I had everything else needed to set up shop.

Thursday, December 3, 2009


My family and friends in the northwest love winter.  I don't.  After living in Montana, Idaho, Colorado, and Nebraska  for twenty plus years, I still don't like snow, Artic temperatures, or wind that tries to cut you in half and knock you down. I love Arkansas but wish it was in the Carribian from October through March. I am still looking for  consolation in our normally mild winters.

 Winter causes more defensive work and less productive work on the farm. I like to work on the farm but I like productive work, something that adds to or improves the farm. Defensive work(winterizing the well pump, constantly changing frozen water for animals, mulching in warmth loving plants, protecting my worm beds, etc., etc, etc.) isn't fun and doesn't give much satisfaction.  Mowing the yard is nonproductive. Cutting, raking, and baling hay is  productive. You want the grass to grow in the hay fields, you want the grass  in the front yard to quit growing. One of the best things about winter is that it stops the grass from growing in the yard.

 I don't hunt any more so the coming of winter no longer has the pleasant consolation  of  hunting season. I don't object to hunting. I got out of it because I  traveled so much during the last forty years. It is difficult to hunt if you don't know the countryside and don't know people willing to let you hunt on their land. I threw myself into fishing instead because there are usually public places to fish almost anywhere you go. I grew up hunting and fishing but now I  only fish. Another reason to dislike winter is the unplesantness it adds to fishing. I still catch fish in the winter but shiver in the process. 

I started forging knives this summer as time permitted. Now that winter is here there is less farm work and more time for knife making. I think this will be a cosolation for the cold. I am working on a couple of new knives now and will build a fire in the forge to heat treat them this week. I plan to anneal several pieces of steel at the same time so that  I can do some preleminary work on them. I cut up a plow bit and several pieces of a skid plate from the bottom of a Bushog. I think they will make good blade steel. There is also some blades off of an industrial meat grinder that I want to try.

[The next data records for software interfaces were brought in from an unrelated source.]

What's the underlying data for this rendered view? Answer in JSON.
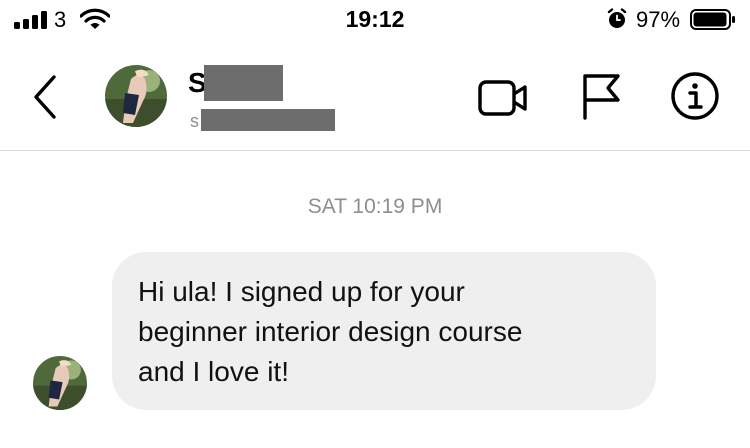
{
  "status_bar": {
    "carrier": "3",
    "time": "19:12",
    "battery_percent": "97%",
    "battery_level": 0.97,
    "icons": [
      "signal-icon",
      "wifi-icon",
      "alarm-icon",
      "battery-icon"
    ]
  },
  "header": {
    "contact_initial": "S",
    "contact_sub_initial": "s",
    "icons": [
      "back-chevron-icon",
      "video-camera-icon",
      "flag-icon",
      "info-icon"
    ]
  },
  "chat": {
    "timestamp": "SAT 10:19 PM",
    "messages": [
      {
        "lines": [
          "Hi ula! I signed up for your",
          "beginner interior design course",
          "and I love it!"
        ]
      }
    ]
  },
  "colors": {
    "bubble_bg": "#efefef",
    "timestamp": "#8e8e8e",
    "divider": "#dbdbdb",
    "redaction": "#6d6d6d"
  }
}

I will make the best of winter. There are a lot of slab crappie in a flood control lake five miles away and my boat is in good shape. I just got more charcoal and my scrap bins are full of good blade steel. I still like spring, summer, and fall the best.